Exercise — Keeping pictures out of the copy, restate each record word for word.

Data about app and page elements:
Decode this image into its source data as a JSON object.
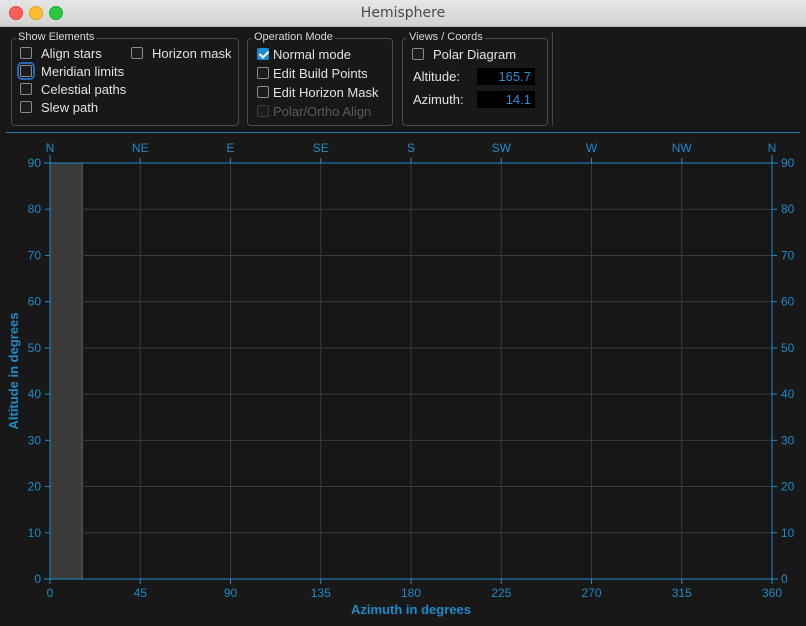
{
  "window": {
    "title": "Hemisphere"
  },
  "show_elements": {
    "title": "Show Elements",
    "items": [
      {
        "label": "Align stars",
        "checked": false
      },
      {
        "label": "Horizon mask",
        "checked": false
      },
      {
        "label": "Meridian limits",
        "checked": false,
        "focused": true
      },
      {
        "label": "Celestial paths",
        "checked": false
      },
      {
        "label": "Slew path",
        "checked": false
      }
    ]
  },
  "operation_mode": {
    "title": "Operation Mode",
    "items": [
      {
        "label": "Normal mode",
        "checked": true
      },
      {
        "label": "Edit Build Points",
        "checked": false
      },
      {
        "label": "Edit Horizon Mask",
        "checked": false
      },
      {
        "label": "Polar/Ortho Align",
        "checked": false,
        "disabled": true
      }
    ]
  },
  "views_coords": {
    "title": "Views / Coords",
    "polar_label": "Polar Diagram",
    "polar_checked": false,
    "altitude_label": "Altitude:",
    "altitude_value": "165.7",
    "azimuth_label": "Azimuth:",
    "azimuth_value": "14.1"
  },
  "chart_data": {
    "type": "scatter",
    "title": "",
    "xlabel": "Azimuth in degrees",
    "ylabel": "Altitude in degrees",
    "xlim": [
      0,
      360
    ],
    "ylim": [
      0,
      90
    ],
    "x_ticks": [
      0,
      45,
      90,
      135,
      180,
      225,
      270,
      315,
      360
    ],
    "y_ticks": [
      0,
      10,
      20,
      30,
      40,
      50,
      60,
      70,
      80,
      90
    ],
    "top_labels": [
      "N",
      "NE",
      "E",
      "SE",
      "S",
      "SW",
      "W",
      "NW",
      "N"
    ],
    "grid": true,
    "shaded_band_azimuth": [
      0,
      16
    ],
    "series": [],
    "colors": {
      "axis": "#1f8ac8",
      "grid": "#3a3a3a",
      "band": "#3a3a3a",
      "background": "#161616"
    }
  }
}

Solution —
Decode this image into its source data as a JSON object.
{
  "window": {
    "title": "Hemisphere"
  },
  "show_elements": {
    "title": "Show Elements",
    "items": [
      {
        "label": "Align stars",
        "checked": false
      },
      {
        "label": "Horizon mask",
        "checked": false
      },
      {
        "label": "Meridian limits",
        "checked": false,
        "focused": true
      },
      {
        "label": "Celestial paths",
        "checked": false
      },
      {
        "label": "Slew path",
        "checked": false
      }
    ]
  },
  "operation_mode": {
    "title": "Operation Mode",
    "items": [
      {
        "label": "Normal mode",
        "checked": true
      },
      {
        "label": "Edit Build Points",
        "checked": false
      },
      {
        "label": "Edit Horizon Mask",
        "checked": false
      },
      {
        "label": "Polar/Ortho Align",
        "checked": false,
        "disabled": true
      }
    ]
  },
  "views_coords": {
    "title": "Views / Coords",
    "polar_label": "Polar Diagram",
    "polar_checked": false,
    "altitude_label": "Altitude:",
    "altitude_value": "165.7",
    "azimuth_label": "Azimuth:",
    "azimuth_value": "14.1"
  },
  "chart_data": {
    "type": "scatter",
    "title": "",
    "xlabel": "Azimuth in degrees",
    "ylabel": "Altitude in degrees",
    "xlim": [
      0,
      360
    ],
    "ylim": [
      0,
      90
    ],
    "x_ticks": [
      0,
      45,
      90,
      135,
      180,
      225,
      270,
      315,
      360
    ],
    "y_ticks": [
      0,
      10,
      20,
      30,
      40,
      50,
      60,
      70,
      80,
      90
    ],
    "top_labels": [
      "N",
      "NE",
      "E",
      "SE",
      "S",
      "SW",
      "W",
      "NW",
      "N"
    ],
    "grid": true,
    "shaded_band_azimuth": [
      0,
      16
    ],
    "series": [],
    "colors": {
      "axis": "#1f8ac8",
      "grid": "#3a3a3a",
      "band": "#3a3a3a",
      "background": "#161616"
    }
  }
}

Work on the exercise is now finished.